Direct sequencing of the RT-PCR-amplified products of a 566-nt coding region of the amino terminus of the nucleoprotein resulted in homologies within subgenotypes EBLV1a (41 specimens) and EBLV1b (4 specimens) of 99.
Overall, the predicted amino acid homologies of the surface glycoproteins, F and G, of NV-B and NV-M are high (Table).
Laqueur's actual descriptions of the one-sex model, however, are based not on embryology but on homologies between fully developed male and female sexual organs, and Laqueur's descriptions of early theories of sex and gender hardly support Shapiro's contention that Shakespeare lived in a culture which held "essentialized notions of maleness.
The most extensive coverage of mammalian species homologies is the Mouse Genome Database of The Jackson Laboratory (21).
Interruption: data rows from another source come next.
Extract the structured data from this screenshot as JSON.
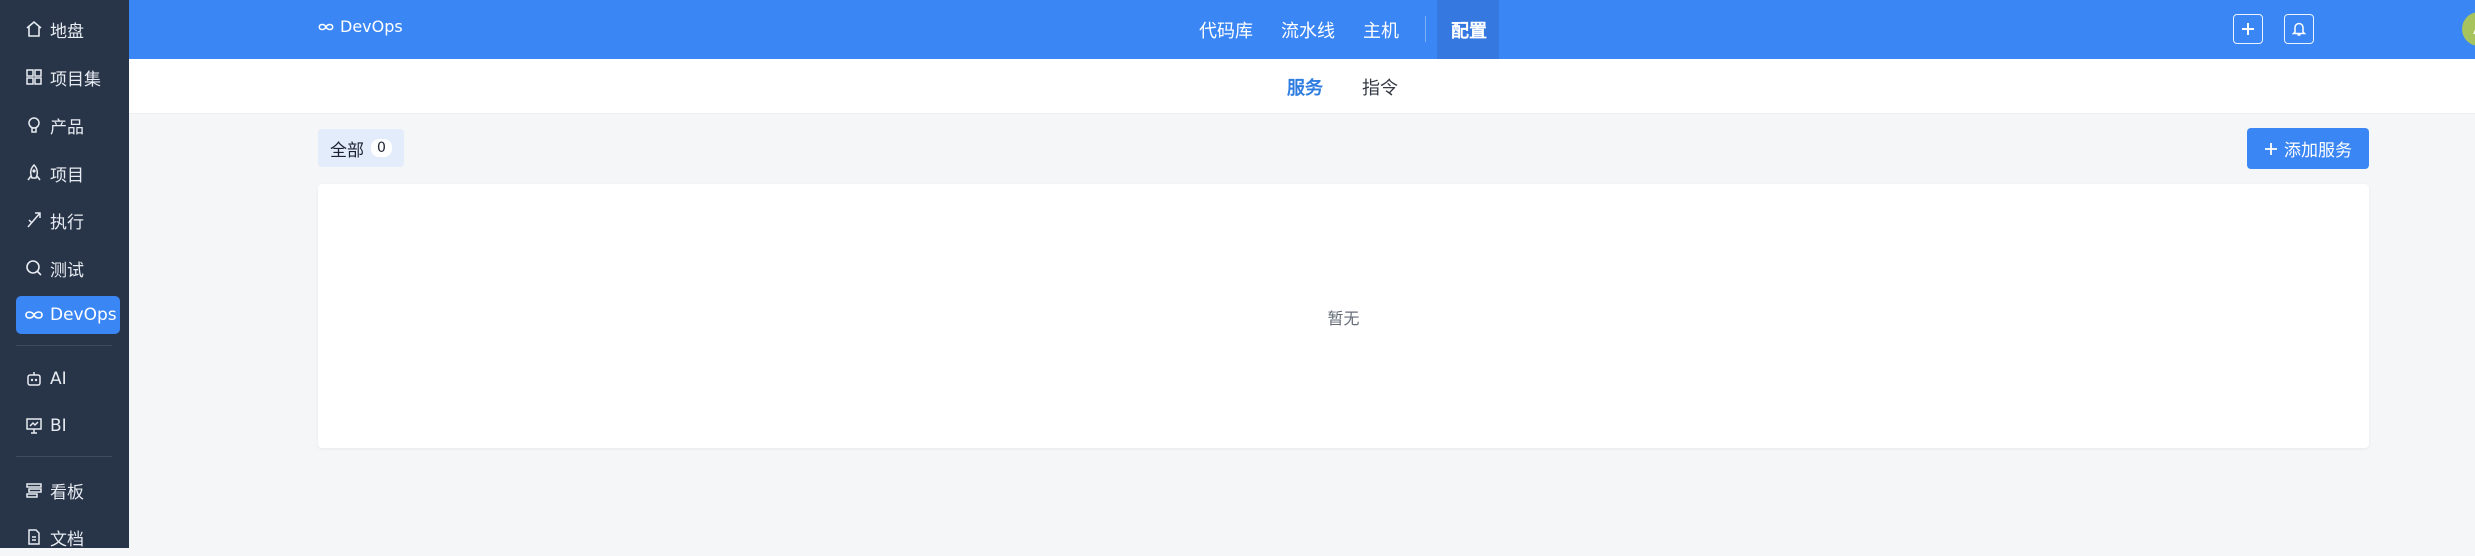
{
  "sidebar": {
    "items": [
      {
        "label": "地盘",
        "icon": "home-icon"
      },
      {
        "label": "项目集",
        "icon": "grid-icon"
      },
      {
        "label": "产品",
        "icon": "lightbulb-icon"
      },
      {
        "label": "项目",
        "icon": "rocket-icon"
      },
      {
        "label": "执行",
        "icon": "run-icon"
      },
      {
        "label": "测试",
        "icon": "search-icon"
      },
      {
        "label": "DevOps",
        "icon": "infinity-icon",
        "active": true
      },
      {
        "label": "AI",
        "icon": "robot-icon"
      },
      {
        "label": "BI",
        "icon": "chart-board-icon"
      },
      {
        "label": "看板",
        "icon": "kanban-icon"
      },
      {
        "label": "文档",
        "icon": "document-icon"
      }
    ]
  },
  "header": {
    "brand": "DevOps",
    "menu": [
      "代码库",
      "流水线",
      "主机",
      "配置"
    ],
    "active_menu": "配置",
    "avatar_letter": "A"
  },
  "subnav": {
    "tabs": [
      "服务",
      "指令"
    ],
    "active_tab": "服务"
  },
  "toolbar": {
    "filter_label": "全部",
    "filter_count": "0",
    "add_label": "添加服务"
  },
  "content": {
    "empty_text": "暂无"
  },
  "colors": {
    "sidebar_bg": "#283447",
    "primary": "#3a86f5",
    "avatar_bg": "#a6c35e"
  }
}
Though BLAST is the most powerful sequence alignment tool, it can overlook some significant homologies.
He pays special attention to political practices and social forms, noting homologies between Botswana and other democratic societies, like Norway.
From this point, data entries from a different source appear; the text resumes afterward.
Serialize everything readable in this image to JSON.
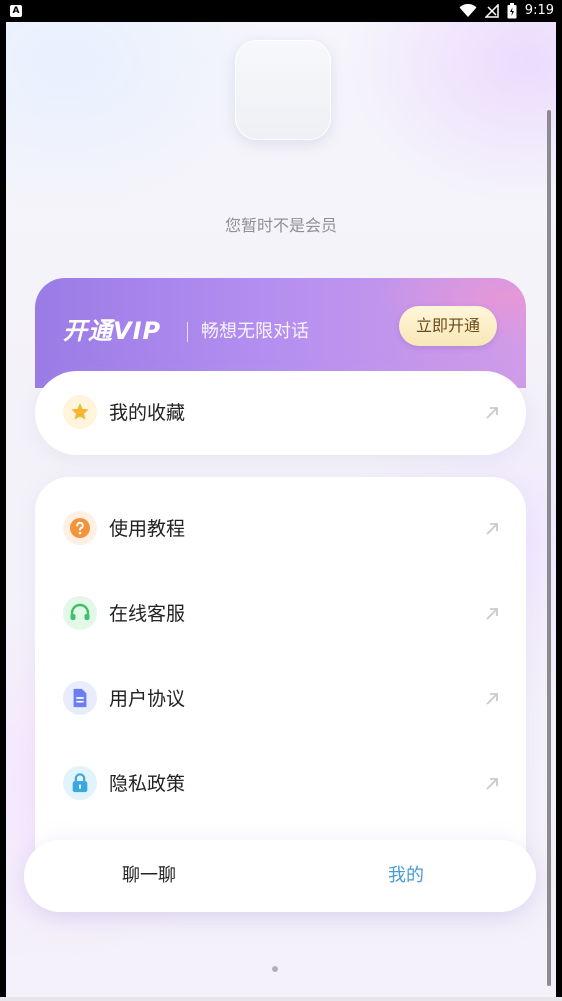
{
  "status_bar": {
    "app_glyph": "A",
    "time": "9:19",
    "icons": [
      "wifi-icon",
      "signal-icon",
      "battery-icon"
    ]
  },
  "profile": {
    "member_status": "您暂时不是会员"
  },
  "vip": {
    "title": "开通VIP",
    "slogan": "畅想无限对话",
    "button_label": "立即开通",
    "colors": {
      "gradient_start": "#9a7be6",
      "gradient_end": "#d19ce8",
      "button": "#f8e7b8"
    }
  },
  "favorites": {
    "label": "我的收藏",
    "icon": "star-icon"
  },
  "menu": {
    "items": [
      {
        "label": "使用教程",
        "icon": "question-icon"
      },
      {
        "label": "在线客服",
        "icon": "headset-icon"
      },
      {
        "label": "用户协议",
        "icon": "document-icon"
      },
      {
        "label": "隐私政策",
        "icon": "lock-icon"
      }
    ]
  },
  "bottom_nav": {
    "items": [
      {
        "label": "聊一聊",
        "active": false
      },
      {
        "label": "我的",
        "active": true
      }
    ],
    "active_color": "#4a9cd4"
  }
}
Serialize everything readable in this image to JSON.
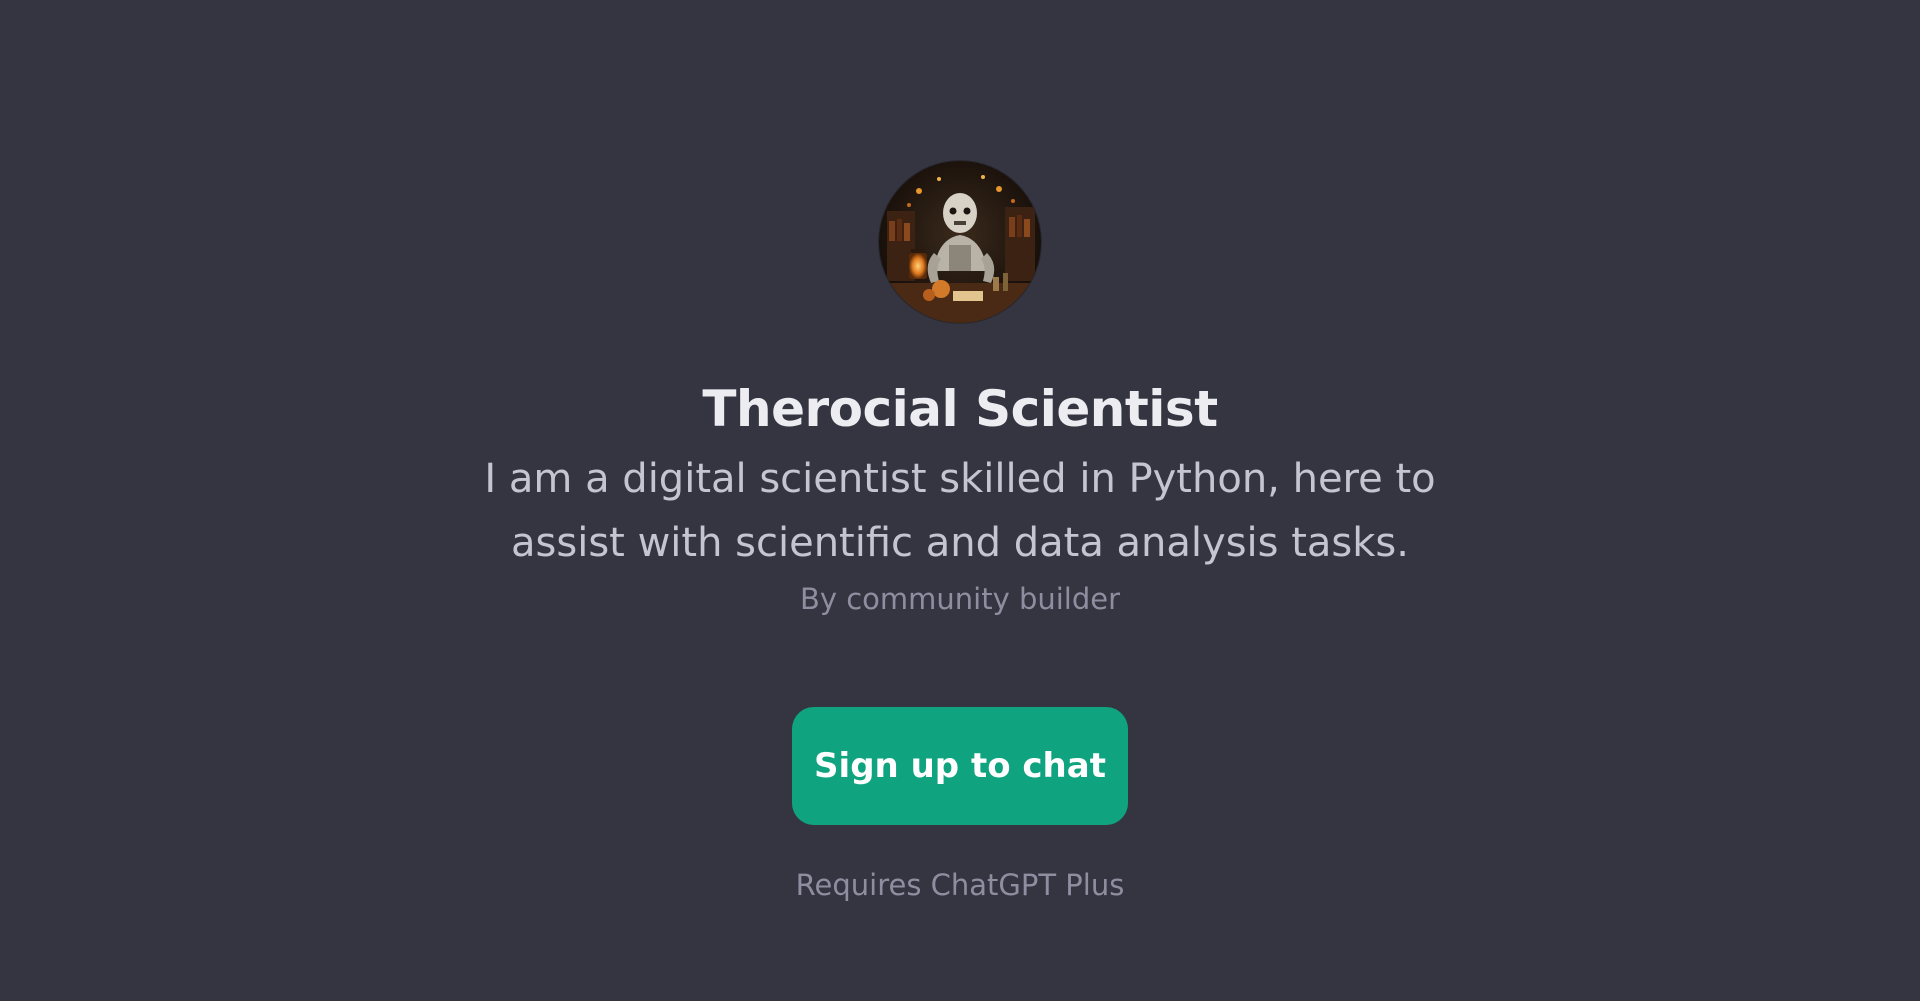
{
  "gpt": {
    "name": "Therocial Scientist",
    "description": "I am a digital scientist skilled in Python, here to assist with scientific and data analysis tasks.",
    "author": "By community builder",
    "avatar_icon": "robot-scientist-avatar"
  },
  "actions": {
    "signup_label": "Sign up to chat",
    "requirement_text": "Requires ChatGPT Plus"
  },
  "colors": {
    "background": "#343541",
    "accent": "#10a37f",
    "title": "#ececf1",
    "muted": "#8e8ea0"
  }
}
Conventional North American molt terminology for birds was developed by Humphrey and Parkes (1959) to facilitate identification of homologies among molts and plumages across species through use of the neutral terms 'basic', 'alternate', and 'supplemental' rather than terms that refer to breeding status, plumage, or season of the year.
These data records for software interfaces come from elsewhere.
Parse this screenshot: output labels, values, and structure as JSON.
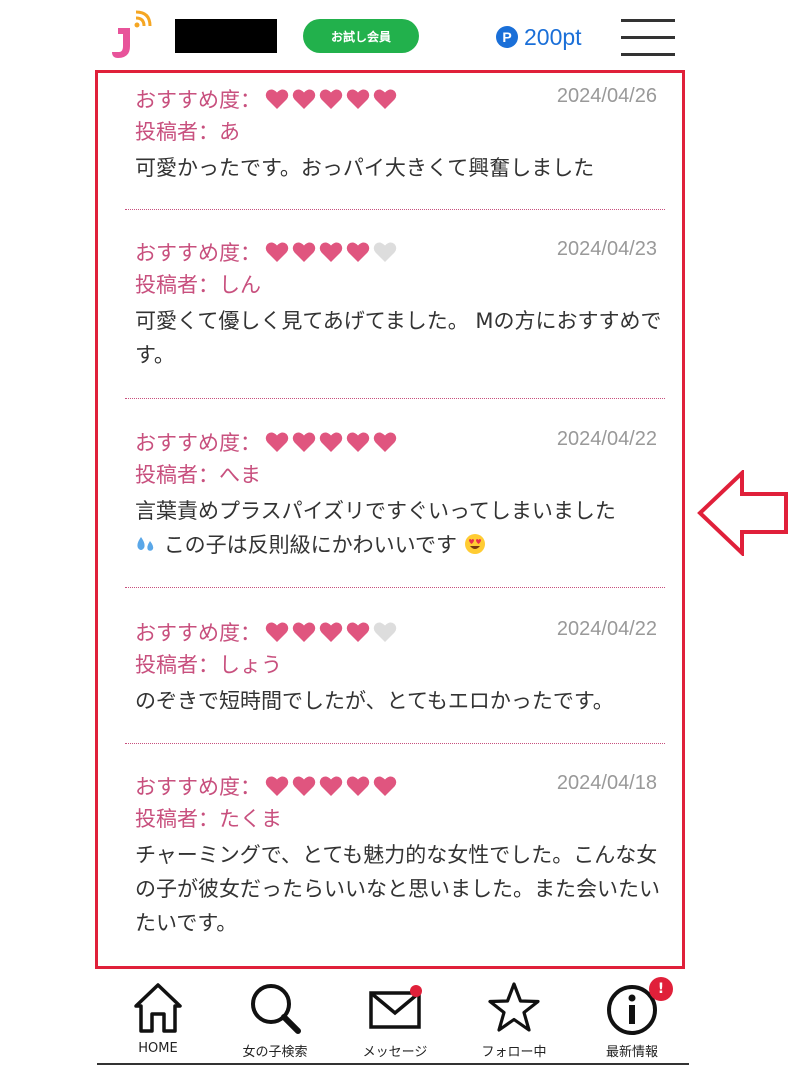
{
  "header": {
    "badge_label": "お試し会員",
    "points_icon": "P",
    "points_value": "200pt"
  },
  "reviews": [
    {
      "rating_label": "おすすめ度：",
      "rating": 5,
      "date": "2024/04/26",
      "author": "投稿者：あ",
      "body": "可愛かったです。おっパイ大きくて興奮しました"
    },
    {
      "rating_label": "おすすめ度：",
      "rating": 4,
      "date": "2024/04/23",
      "author": "投稿者：しん",
      "body": "可愛くて優しく見てあげてました。 Mの方におすすめです。"
    },
    {
      "rating_label": "おすすめ度：",
      "rating": 5,
      "date": "2024/04/22",
      "author": "投稿者：へま",
      "body_line1": "言葉責めプラスパイズリですぐいってしまいました",
      "body_line2": "この子は反則級にかわいいです"
    },
    {
      "rating_label": "おすすめ度：",
      "rating": 4,
      "date": "2024/04/22",
      "author": "投稿者：しょう",
      "body": "のぞきで短時間でしたが、とてもエロかったです。"
    },
    {
      "rating_label": "おすすめ度：",
      "rating": 5,
      "date": "2024/04/18",
      "author": "投稿者：たくま",
      "body": "チャーミングで、とても魅力的な女性でした。こんな女の子が彼女だったらいいなと思いました。また会いたいたいです。"
    }
  ],
  "nav": {
    "home": "HOME",
    "search": "女の子検索",
    "message": "メッセージ",
    "follow": "フォロー中",
    "news": "最新情報",
    "news_badge": "!"
  },
  "colors": {
    "accent_pink": "#c8507e",
    "heart_filled": "#e0557f",
    "heart_empty": "#dddddd",
    "border_red": "#e0203a",
    "trial_green": "#22b14c",
    "points_blue": "#1a6fd8"
  },
  "icons": [
    "logo-icon",
    "points-icon",
    "hamburger-menu-icon",
    "heart-icon",
    "sweat-drops-emoji",
    "heart-eyes-emoji",
    "left-arrow-icon",
    "home-icon",
    "search-icon",
    "mail-icon",
    "star-icon",
    "info-icon"
  ]
}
explain the basics of general topology, nonlinear coordinate systems, the theory of smooth manifolds, the theory of curves and surfaces, transformation groups, tensor analysis and Riemannian geometry, the theory of integration and homologies, fundamental groups, and variational problems of Riemannian geometry.